**EXERCISE INSTRUCTIONS**
Among the records below, how many lines contain "kind"? State the number and nothing more.

[Entries taken from a collection]
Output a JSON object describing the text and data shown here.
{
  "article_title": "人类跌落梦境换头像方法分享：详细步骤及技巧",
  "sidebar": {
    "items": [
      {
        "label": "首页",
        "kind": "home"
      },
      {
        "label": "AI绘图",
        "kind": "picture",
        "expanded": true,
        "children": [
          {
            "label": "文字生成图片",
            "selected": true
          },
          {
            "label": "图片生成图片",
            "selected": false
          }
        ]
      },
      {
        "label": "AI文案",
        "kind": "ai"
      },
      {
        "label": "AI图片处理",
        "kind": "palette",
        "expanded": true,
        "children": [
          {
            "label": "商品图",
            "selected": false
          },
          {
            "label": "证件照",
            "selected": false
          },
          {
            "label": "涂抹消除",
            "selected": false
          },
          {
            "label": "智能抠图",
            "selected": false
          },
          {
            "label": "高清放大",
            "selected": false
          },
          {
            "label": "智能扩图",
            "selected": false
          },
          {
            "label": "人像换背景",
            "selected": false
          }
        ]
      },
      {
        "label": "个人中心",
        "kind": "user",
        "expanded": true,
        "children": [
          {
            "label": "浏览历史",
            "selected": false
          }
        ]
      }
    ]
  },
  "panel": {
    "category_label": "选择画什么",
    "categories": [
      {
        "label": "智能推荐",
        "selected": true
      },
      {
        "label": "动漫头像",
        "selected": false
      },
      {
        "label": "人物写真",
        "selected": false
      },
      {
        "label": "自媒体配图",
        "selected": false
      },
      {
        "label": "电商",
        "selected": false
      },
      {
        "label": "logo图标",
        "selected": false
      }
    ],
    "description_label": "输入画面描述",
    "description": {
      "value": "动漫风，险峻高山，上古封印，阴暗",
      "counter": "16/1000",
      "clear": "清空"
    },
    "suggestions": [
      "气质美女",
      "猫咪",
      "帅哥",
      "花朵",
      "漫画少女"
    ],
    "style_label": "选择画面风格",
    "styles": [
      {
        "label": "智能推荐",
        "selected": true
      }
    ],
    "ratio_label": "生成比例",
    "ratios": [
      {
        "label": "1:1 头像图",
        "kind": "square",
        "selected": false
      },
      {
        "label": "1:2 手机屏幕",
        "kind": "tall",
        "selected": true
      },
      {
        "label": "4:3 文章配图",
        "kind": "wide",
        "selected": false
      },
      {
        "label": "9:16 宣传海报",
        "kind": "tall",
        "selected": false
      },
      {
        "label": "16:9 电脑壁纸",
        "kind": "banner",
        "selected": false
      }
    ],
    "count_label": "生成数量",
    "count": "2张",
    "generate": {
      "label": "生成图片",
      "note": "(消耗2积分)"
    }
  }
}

**TASK ANSWER**
10